[[ Dataset extract open ]]

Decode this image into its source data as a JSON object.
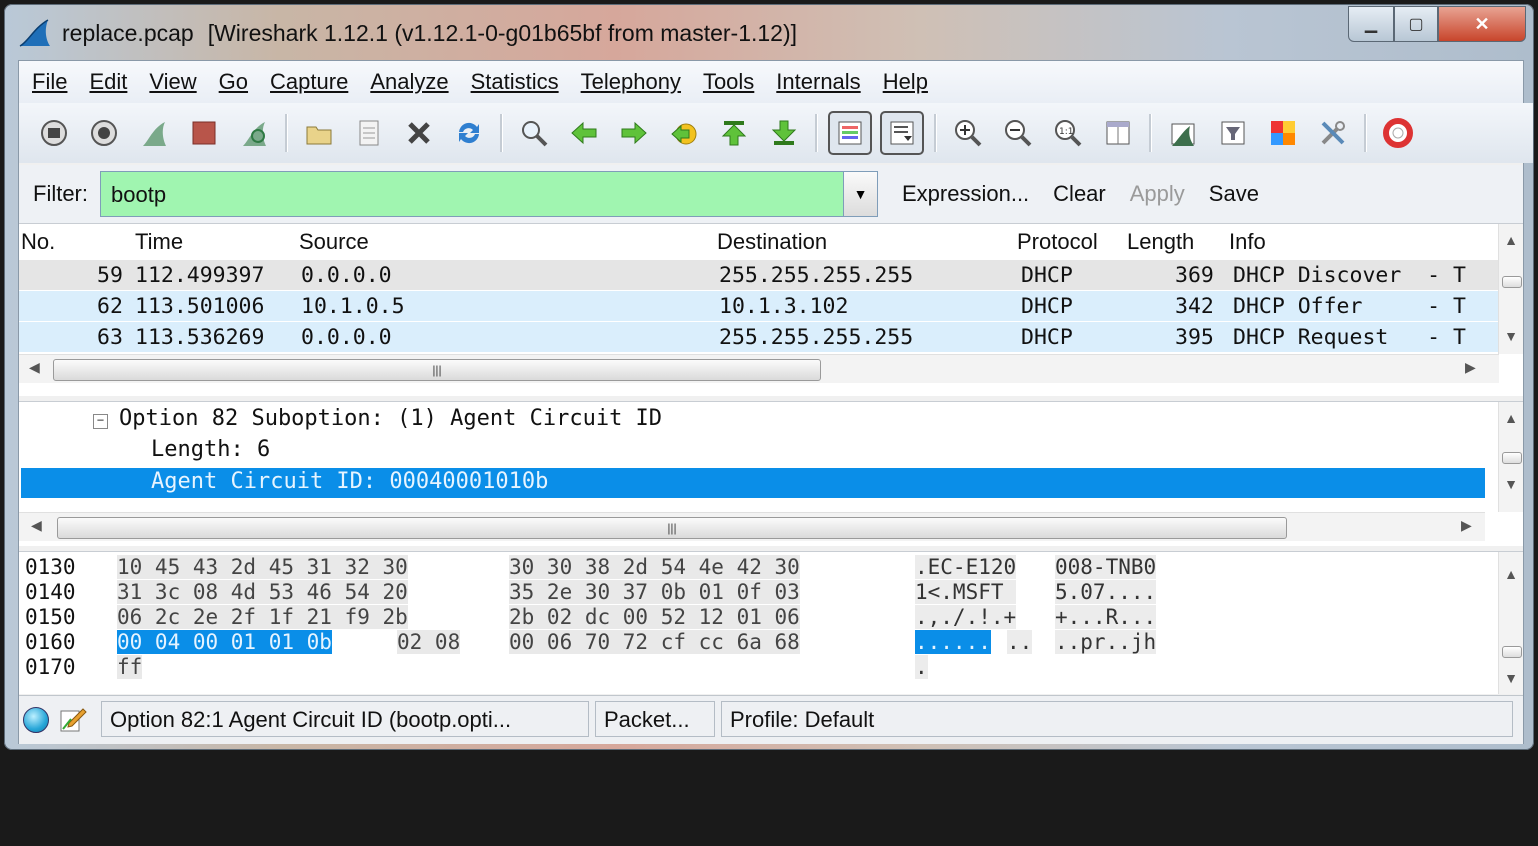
{
  "window": {
    "title_file": "replace.pcap",
    "title_app": "[Wireshark 1.12.1  (v1.12.1-0-g01b65bf from master-1.12)]"
  },
  "menu": [
    "File",
    "Edit",
    "View",
    "Go",
    "Capture",
    "Analyze",
    "Statistics",
    "Telephony",
    "Tools",
    "Internals",
    "Help"
  ],
  "toolbar_icons": [
    "interface-list-icon",
    "capture-options-icon",
    "start-capture-icon",
    "stop-capture-icon",
    "restart-capture-icon",
    "open-file-icon",
    "save-file-icon",
    "close-file-icon",
    "reload-icon",
    "find-packet-icon",
    "go-back-icon",
    "go-forward-icon",
    "go-to-packet-icon",
    "go-first-icon",
    "go-last-icon",
    "colorize-icon",
    "auto-scroll-icon",
    "zoom-in-icon",
    "zoom-out-icon",
    "normal-size-icon",
    "resize-columns-icon",
    "capture-filters-icon",
    "display-filters-icon",
    "coloring-rules-icon",
    "preferences-icon",
    "help-icon"
  ],
  "filter": {
    "label": "Filter:",
    "value": "bootp",
    "expression": "Expression...",
    "clear": "Clear",
    "apply": "Apply",
    "save": "Save",
    "valid_color": "#a0f5b0"
  },
  "packet_list": {
    "columns": [
      "No.",
      "Time",
      "Source",
      "Destination",
      "Protocol",
      "Length",
      "Info"
    ],
    "rows": [
      {
        "no": "59",
        "time": "112.499397",
        "source": "0.0.0.0",
        "destination": "255.255.255.255",
        "protocol": "DHCP",
        "length": "369",
        "info": "DHCP Discover  - T"
      },
      {
        "no": "62",
        "time": "113.501006",
        "source": "10.1.0.5",
        "destination": "10.1.3.102",
        "protocol": "DHCP",
        "length": "342",
        "info": "DHCP Offer     - T"
      },
      {
        "no": "63",
        "time": "113.536269",
        "source": "0.0.0.0",
        "destination": "255.255.255.255",
        "protocol": "DHCP",
        "length": "395",
        "info": "DHCP Request   - T"
      }
    ]
  },
  "details": {
    "lines": [
      "Option 82 Suboption: (1) Agent Circuit ID",
      "Length: 6",
      "Agent Circuit ID: 00040001010b"
    ]
  },
  "bytes": {
    "rows": [
      {
        "offset": "0130",
        "hex1": "10 45 43 2d 45 31 32 30",
        "hex2": "30 30 38 2d 54 4e 42 30",
        "ascii1": ".EC-E120",
        "ascii2": "008-TNB0"
      },
      {
        "offset": "0140",
        "hex1": "31 3c 08 4d 53 46 54 20",
        "hex2": "35 2e 30 37 0b 01 0f 03",
        "ascii1": "1<.MSFT ",
        "ascii2": "5.07...."
      },
      {
        "offset": "0150",
        "hex1": "06 2c 2e 2f 1f 21 f9 2b",
        "hex2": "2b 02 dc 00 52 12 01 06",
        "ascii1": ".,./.!.+",
        "ascii2": "+...R..."
      },
      {
        "offset": "0160",
        "hex1_sel": "00 04 00 01 01 0b",
        "hex1_rest": "02 08",
        "hex2": "00 06 70 72 cf cc 6a 68",
        "ascii1_sel": "......",
        "ascii1_rest": "..",
        "ascii2": "..pr..jh"
      },
      {
        "offset": "0170",
        "hex1": "ff",
        "ascii1": "."
      }
    ]
  },
  "status": {
    "field": "Option 82:1 Agent Circuit ID (bootp.opti...",
    "packets": "Packet...",
    "profile": "Profile: Default"
  },
  "colors": {
    "selection": "#0a8ee8",
    "row_highlight": "#daeefc",
    "row_grey": "#e5e5e5"
  }
}
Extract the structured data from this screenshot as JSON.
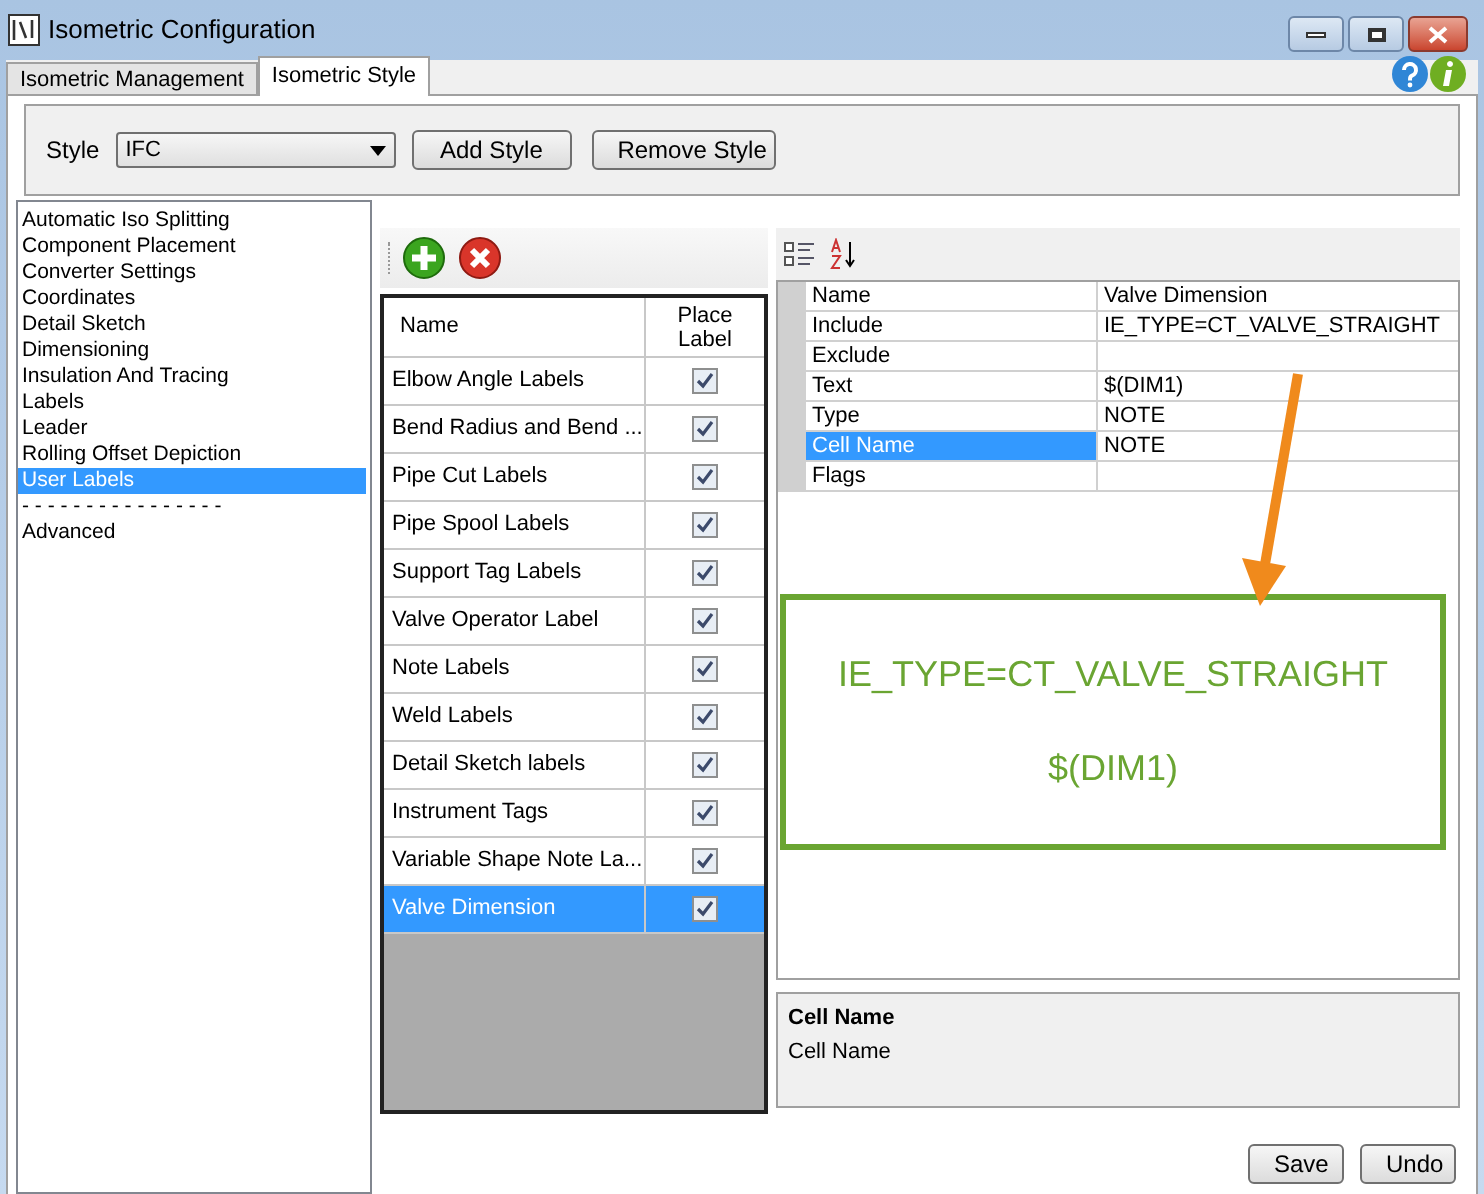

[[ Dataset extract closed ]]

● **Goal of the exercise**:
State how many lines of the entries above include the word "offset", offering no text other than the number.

● **Task response**:
5